  11. I imagine you are familiar with the occasional report of swimming Sasquatch.
  12. I took Cryptic Megafauna to mean Cormorant Island. More on Cormorant Island here: http://www.vancouverislandnorth.ca/communities/alert-bay/ and here: http://www.hellobc.com/alert-bay/transportation-maps.aspx Map here: https://www.google.ca/maps/place/Alert+Bay,+BC/@50.5448501,-126.9046024,10.5z/data=!4m5!3m4!1s0x54637054da428d07:0xab4492f4f2249d10!8m2!3d50.5844855!4d-126.9254093 One of my wife's cousins grew up near alert bay in a small town. He worked as a paramedic for a while and would often enough have calls for Alert Bay on Cormorant Island, as I remember his stories. There is logging, fishing, hunting, and a lot of bush on most of Vancouver Island - a very big island - a working days drive from end to end, if you don't stop. The cities and towns are for the most part at the southern end, along the North-East coast. There are only very small towns up near Cormorant Island.
  13. Not so sure about the Vancouver Island/Alert Bay region reports being moose. As far as I know that is well outside of their range. There are Roosevelt Elk on Vancouver Island, but I have not found out if they are up in the Alert Bay region. I have not looked up Roosevelt Elk calls either. From http://www.outdoorcanada.ca/Overcoming_the_Challenges_of_Hunting_On_Vancouver_Island "Vancouver Island offers many hunting opportunities for various game species. While moose are unknown, the large Roosevelt Elk can reach 1100 pounds, (500kg). Limited openings for this elk subspecies are available from the provincial government through a tag lottery system. Black bear and, rarely, mountain goat, are the only other large game animals found. Some grizzly bear sightings have been made in recent years but these cannot be hunted, currently. " Also, with reference to Patterson-Gimlin's post above, this does not sound like a loon at all, to my ears.

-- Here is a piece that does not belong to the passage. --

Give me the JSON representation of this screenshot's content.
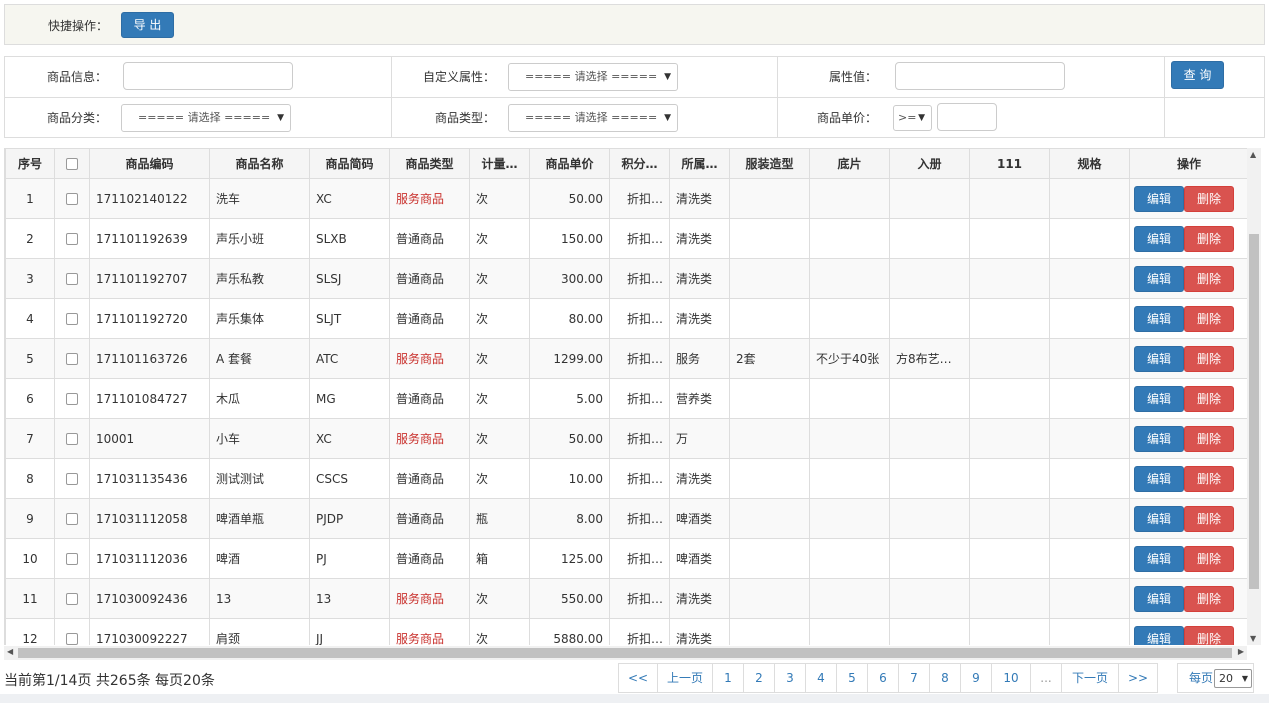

  14. BC Witness, have you a write up on your sighting anywhere? Somewhere in your neighborhood around Harrison Lake maybe? Apologies if this has already been covered, I am just revising old material.
  15. Is it possible that the shot damaged its arms?